* _PROBLEM REQUIREMENTS_
Search the entries below for "repos" and copy each matching line.

═════ DATA TO USE ═════

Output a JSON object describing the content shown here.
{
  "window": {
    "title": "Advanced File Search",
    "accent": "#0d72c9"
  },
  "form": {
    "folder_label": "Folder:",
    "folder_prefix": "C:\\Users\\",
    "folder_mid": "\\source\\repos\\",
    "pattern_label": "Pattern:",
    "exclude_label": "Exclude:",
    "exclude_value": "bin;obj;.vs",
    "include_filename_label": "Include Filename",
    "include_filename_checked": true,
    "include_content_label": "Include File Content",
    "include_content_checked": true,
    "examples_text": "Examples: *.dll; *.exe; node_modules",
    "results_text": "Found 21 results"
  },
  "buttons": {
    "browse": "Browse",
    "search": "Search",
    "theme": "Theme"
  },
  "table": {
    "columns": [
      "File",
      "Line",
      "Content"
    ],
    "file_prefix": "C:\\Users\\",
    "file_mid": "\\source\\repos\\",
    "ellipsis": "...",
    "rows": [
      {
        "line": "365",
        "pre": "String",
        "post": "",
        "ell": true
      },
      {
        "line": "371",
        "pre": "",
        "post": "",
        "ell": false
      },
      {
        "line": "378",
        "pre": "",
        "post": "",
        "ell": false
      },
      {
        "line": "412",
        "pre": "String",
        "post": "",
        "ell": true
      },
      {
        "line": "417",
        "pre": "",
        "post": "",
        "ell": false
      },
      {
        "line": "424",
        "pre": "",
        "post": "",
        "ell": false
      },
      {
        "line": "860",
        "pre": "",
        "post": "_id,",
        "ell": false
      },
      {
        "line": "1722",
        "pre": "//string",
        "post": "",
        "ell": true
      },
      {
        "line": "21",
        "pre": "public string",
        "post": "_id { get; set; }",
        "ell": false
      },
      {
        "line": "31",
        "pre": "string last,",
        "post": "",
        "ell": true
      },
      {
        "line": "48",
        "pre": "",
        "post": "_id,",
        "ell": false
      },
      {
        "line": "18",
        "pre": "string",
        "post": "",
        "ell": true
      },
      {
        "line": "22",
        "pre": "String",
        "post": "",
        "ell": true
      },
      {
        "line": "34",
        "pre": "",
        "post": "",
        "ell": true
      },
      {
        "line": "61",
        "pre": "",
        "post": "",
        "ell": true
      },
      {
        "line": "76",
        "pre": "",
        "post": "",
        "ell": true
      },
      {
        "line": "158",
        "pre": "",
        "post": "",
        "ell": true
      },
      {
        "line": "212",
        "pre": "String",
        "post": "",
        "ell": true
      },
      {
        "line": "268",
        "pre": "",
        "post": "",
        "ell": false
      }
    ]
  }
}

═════

* _PROBLEM SOLUTION_
    "folder_mid": "\\source\\repos\\",
    "file_mid": "\\source\\repos\\",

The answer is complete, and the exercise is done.